Writer, bushwalker, dessert enthusiast. Author of crime-caper novels 'Murder with the Lot' and 'Dead Men Don't Order Flake'. More info here: https://www.textpublishing.com.au/books/dead-men-don-t-order-flake
The lush rainforest of Sherbrooke is one of the prettiest and most accessible places for bushwalking near Melbourne. Situated 40 kilometres east of the city and served by public transport, this forest is part of the Dandenong Ranges National Park.
The seven kilometre Eastern Sherbrooke Forest Walk is a good way to see the fern-filled gullies in this area. This circular walk winds through tall mountain ash forest, tree fern gullies and grassy clearings perfect for a picnic.
The forested sections are excellent for spotting lyrebirds as well as many other birds, including blue wrens and yellow robins. Listening to a lyrebird imitate the calls of an array of other birds, including kookaburras, magpies, whip birds and cockatoos, is an experience that's hard to beat.
3. Not acquiring a map. If you're like the naturalist Konstantin Halafoff, you may not object to being lost in Sherbrooke, since you can fill all those long, happy hours analysing the musicology of lyrebird song. For anyone with a home to go to though, you might want to download this free map.
Now all the disclaimers are out of the way, let's get onto the details of the walk. It starts at Grants Picnic Ground on Monbulk Road, in Kallista. If you're using public transport, take the train to Belgrave, then Bus 663 to Kallista.

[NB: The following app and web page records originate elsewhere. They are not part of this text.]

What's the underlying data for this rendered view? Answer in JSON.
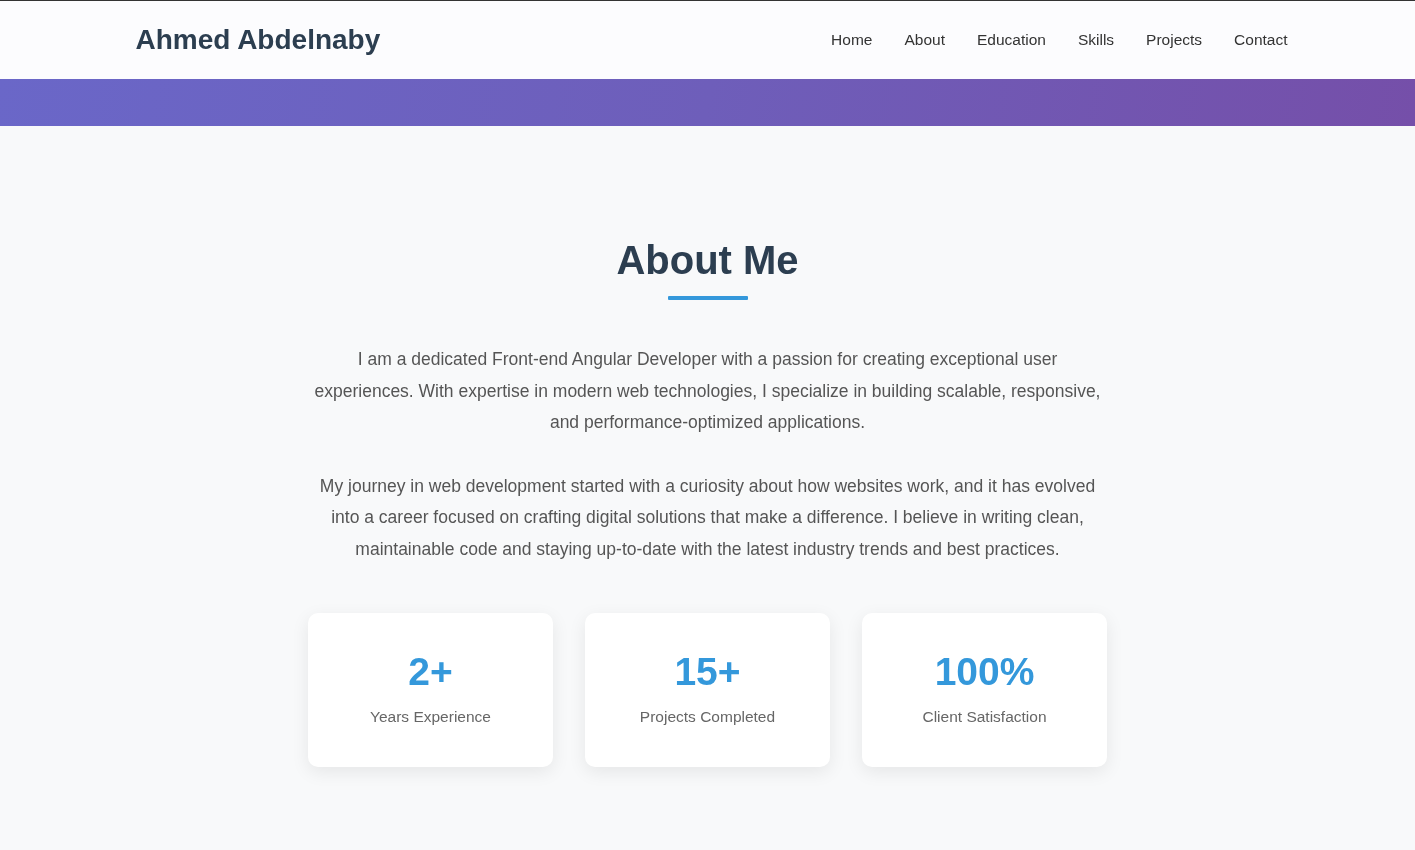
{
  "brand": "Ahmed Abdelnaby",
  "nav": [
    {
      "label": "Home"
    },
    {
      "label": "About"
    },
    {
      "label": "Education"
    },
    {
      "label": "Skills"
    },
    {
      "label": "Projects"
    },
    {
      "label": "Contact"
    }
  ],
  "about": {
    "title": "About Me",
    "paragraphs": [
      "I am a dedicated Front-end Angular Developer with a passion for creating exceptional user experiences. With expertise in modern web technologies, I specialize in building scalable, responsive, and performance-optimized applications.",
      "My journey in web development started with a curiosity about how websites work, and it has evolved into a career focused on crafting digital solutions that make a difference. I believe in writing clean, maintainable code and staying up-to-date with the latest industry trends and best practices."
    ],
    "stats": [
      {
        "value": "2+",
        "label": "Years Experience"
      },
      {
        "value": "15+",
        "label": "Projects Completed"
      },
      {
        "value": "100%",
        "label": "Client Satisfaction"
      }
    ]
  }
}
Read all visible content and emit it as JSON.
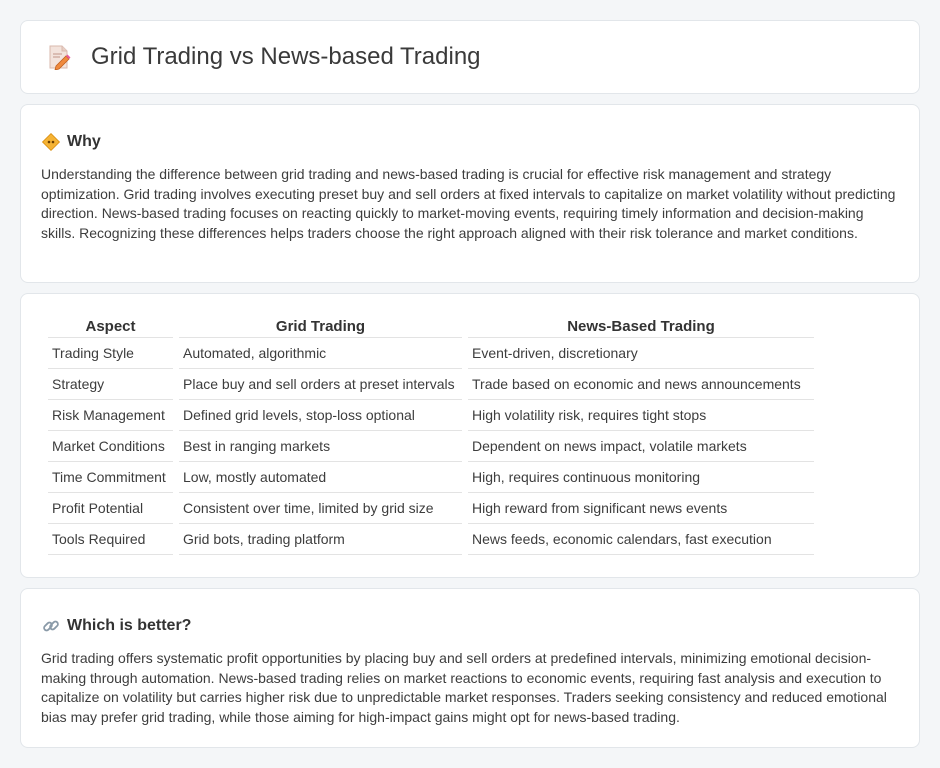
{
  "header": {
    "title": "Grid Trading vs News-based Trading",
    "icon": "document-pencil-icon"
  },
  "why": {
    "heading": "Why",
    "icon": "diamond-sign-icon",
    "text": "Understanding the difference between grid trading and news-based trading is crucial for effective risk management and strategy optimization. Grid trading involves executing preset buy and sell orders at fixed intervals to capitalize on market volatility without predicting direction. News-based trading focuses on reacting quickly to market-moving events, requiring timely information and decision-making skills. Recognizing these differences helps traders choose the right approach aligned with their risk tolerance and market conditions."
  },
  "table": {
    "headers": [
      "Aspect",
      "Grid Trading",
      "News-Based Trading"
    ],
    "rows": [
      [
        "Trading Style",
        "Automated, algorithmic",
        "Event-driven, discretionary"
      ],
      [
        "Strategy",
        "Place buy and sell orders at preset intervals",
        "Trade based on economic and news announcements"
      ],
      [
        "Risk Management",
        "Defined grid levels, stop-loss optional",
        "High volatility risk, requires tight stops"
      ],
      [
        "Market Conditions",
        "Best in ranging markets",
        "Dependent on news impact, volatile markets"
      ],
      [
        "Time Commitment",
        "Low, mostly automated",
        "High, requires continuous monitoring"
      ],
      [
        "Profit Potential",
        "Consistent over time, limited by grid size",
        "High reward from significant news events"
      ],
      [
        "Tools Required",
        "Grid bots, trading platform",
        "News feeds, economic calendars, fast execution"
      ]
    ]
  },
  "better": {
    "heading": "Which is better?",
    "icon": "link-icon",
    "text": "Grid trading offers systematic profit opportunities by placing buy and sell orders at predefined intervals, minimizing emotional decision-making through automation. News-based trading relies on market reactions to economic events, requiring fast analysis and execution to capitalize on volatility but carries higher risk due to unpredictable market responses. Traders seeking consistency and reduced emotional bias may prefer grid trading, while those aiming for high-impact gains might opt for news-based trading."
  }
}
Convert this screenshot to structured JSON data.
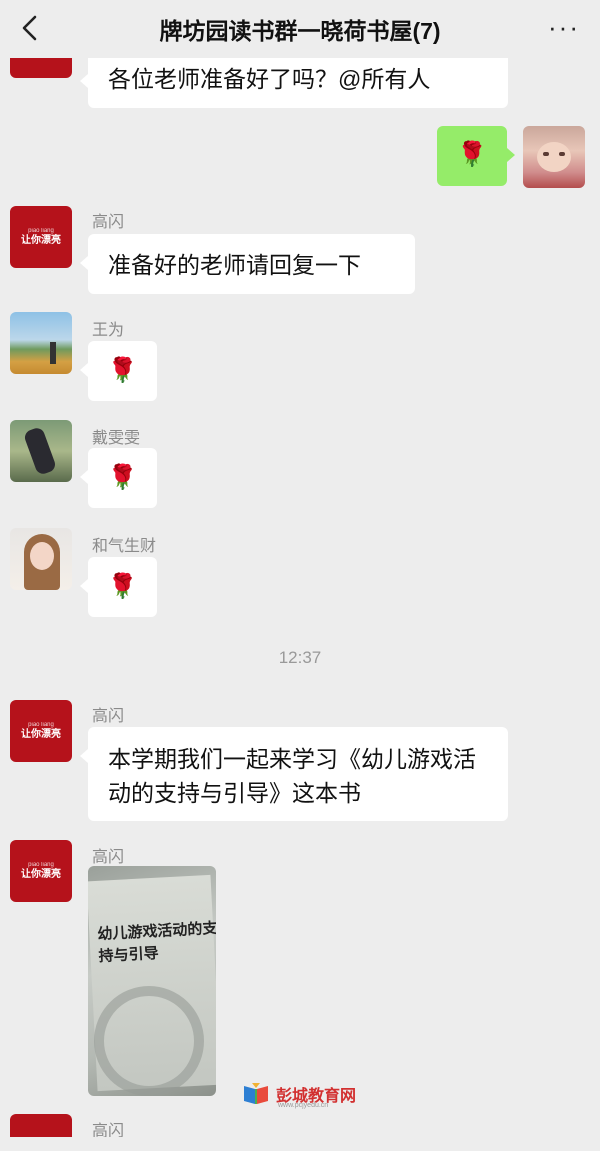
{
  "header": {
    "title": "牌坊园读书群一晓荷书屋(7)",
    "more_label": "···"
  },
  "messages": [
    {
      "text": "各位老师准备好了吗？@所有人"
    },
    {
      "rose": "🌹"
    },
    {
      "sender": "高闪",
      "text": "准备好的老师请回复一下"
    },
    {
      "sender": "王为",
      "rose": "🌹"
    },
    {
      "sender": "戴雯雯",
      "rose": "🌹"
    },
    {
      "sender": "和气生财",
      "rose": "🌹"
    },
    {
      "sender": "高闪",
      "text": "本学期我们一起来学习《幼儿游戏活动的支持与引导》这本书"
    },
    {
      "sender": "高闪",
      "image_title": "幼儿游戏活动的支持与引导"
    },
    {
      "sender": "高闪"
    }
  ],
  "timestamp": "12:37",
  "avatar_text": {
    "small": "piao liang",
    "big": "让你漂亮"
  },
  "watermark": {
    "text": "彭城教育网",
    "url": "www.pcjyedu.cn"
  },
  "colors": {
    "brand_red": "#b5121b",
    "bubble_green": "#95ec69",
    "background": "#ededed"
  }
}
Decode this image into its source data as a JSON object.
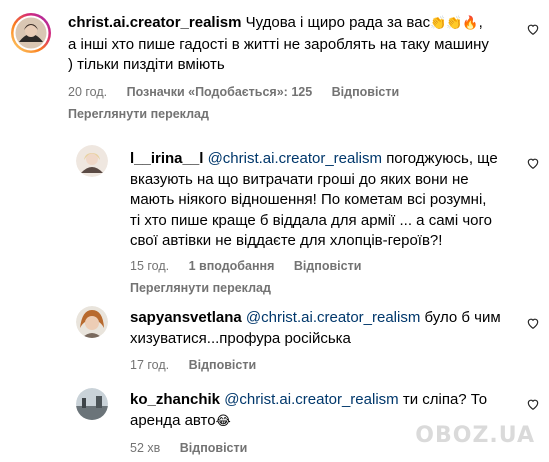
{
  "comment_main": {
    "username": "christ.ai.creator_realism",
    "text_line1": "Чудова і щиро рада за вас",
    "emoji_line1": "👏👏🔥",
    "text_line1_end": ",",
    "text_line2": "а інші хто пише гадості в житті не зароблять на таку машину",
    "text_line3": ") тільки пиздіти вміють",
    "time": "20 год.",
    "likes": "Позначки «Подобається»: 125",
    "reply_label": "Відповісти",
    "see_translation": "Переглянути переклад"
  },
  "replies": [
    {
      "username": "l__irina__l",
      "mention": "@christ.ai.creator_realism",
      "text_line1": "погоджуюсь, ще",
      "text_line2": "вказують на що витрачати гроші до яких вони не",
      "text_line3": "мають ніякого відношення! По кометам всі розумні,",
      "text_line4": "ті хто пише краще б віддала для армії ... а самі чого",
      "text_line5": "свої автівки не віддаєте для хлопців-героїв?!",
      "time": "15 год.",
      "likes": "1 вподобання",
      "reply_label": "Відповісти",
      "see_translation": "Переглянути переклад"
    },
    {
      "username": "sapyansvetlana",
      "mention": "@christ.ai.creator_realism",
      "text_line1": "було б чим",
      "text_line2": "хизуватися...профура російська",
      "time": "17 год.",
      "reply_label": "Відповісти"
    },
    {
      "username": "ko_zhanchik",
      "mention": "@christ.ai.creator_realism",
      "text_line1": "ти сліпа? То",
      "text_line2": "аренда авто",
      "emoji": "😂",
      "time": "52 хв",
      "reply_label": "Відповісти"
    }
  ],
  "watermark": "OBOZ.UA",
  "icons": {
    "like": "heart-outline-icon"
  },
  "colors": {
    "mention": "#00376b",
    "meta": "#737373",
    "avatar_ring": "#d6249f"
  }
}
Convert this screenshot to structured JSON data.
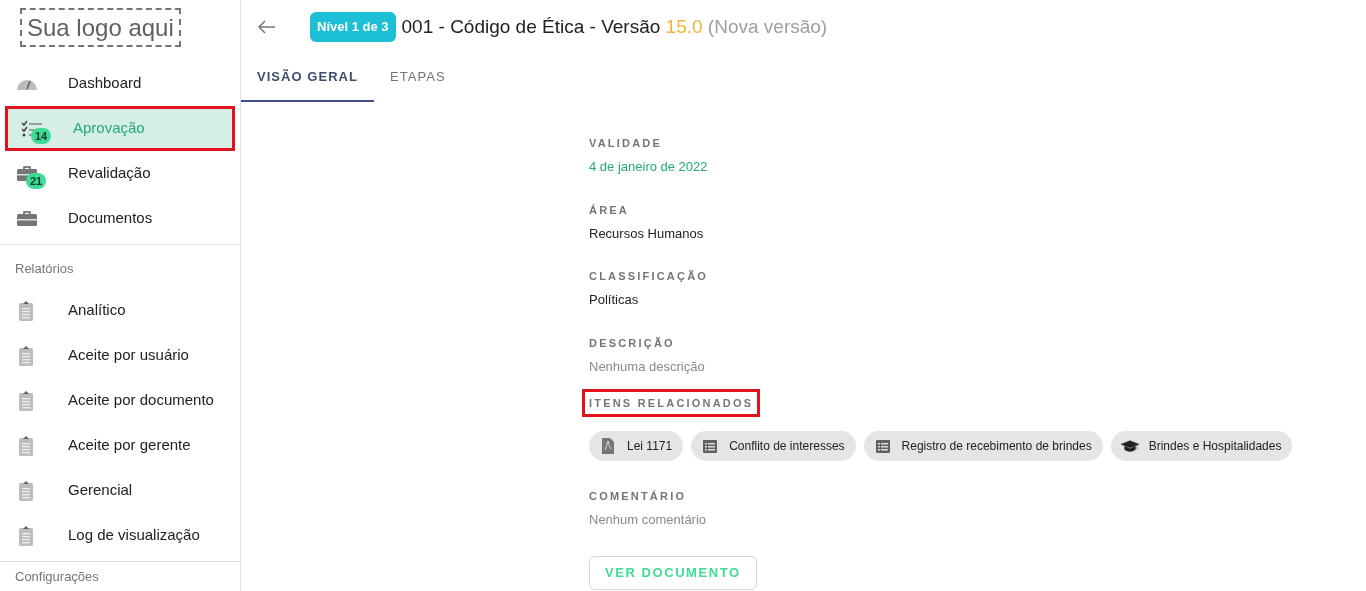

From Grants Picnic Ground, follow the track called Lyrebird Walk which goes through a shady and attractive tree fern gully. After crossing the creek, turn right onto Neumann Track, heading uphill. There are some grassy clearings along here, great for picnics and spotting kangaroos.
After about one kilometre, you reach a gate. Head right onto Paddy Track, which takes you downhill, steeply at times. After about 1.5 kilometres, passing through another tree fern glade, you cross the creek again and head uphill along Welch Track. While this section is steep, it's relatively short and you soon reach a gate onto a gravel road, Old Monbulk Road.
Cross the road, heading towards another gate, onto the wide Coles Ridge Track. You're now on the edge of the national park with a few houses on your left and mountain ash forest on your right. You're also not far from the Puffing Billy railway line and you can sometimes hear the steam trains as they wheeze on by.
Follow Coles Ridge Track until you arrive back at Grants Picnic Ground, about two kilometres. If you're in need of refreshment after your hike, there is a cafe at the picnic ground.
And if this all sounds like too much work, there's a good description by Sue Stevenson of a shorter walk to Sherbrooke Falls here.
Thanks so much for your directions for this walk. I really enjoyed the experience.
There wasn't many people along the route and the sights were magnificent.
For the record, it took me about 1 hr 45 minutes.
Great info. As busses don't run very frequently, especially on weekends, another public transport option is to catch the train to Belgrave and then walk app. 1 km along Monbulk Rd to reach the forest (and then another 2km to Grants Picnic Ground) or for an even more scenic route take Old Monbulk Rd, walking past Puffing Billy, to the end and then it is app. 1.5km to the picnic ground.
You can see why Melbourne has been voted the best city to live in with such wonderful hidden treasures on our door step.
I enjoy finding new places to explore and this one is a must to visit soon.
Keep up the good work.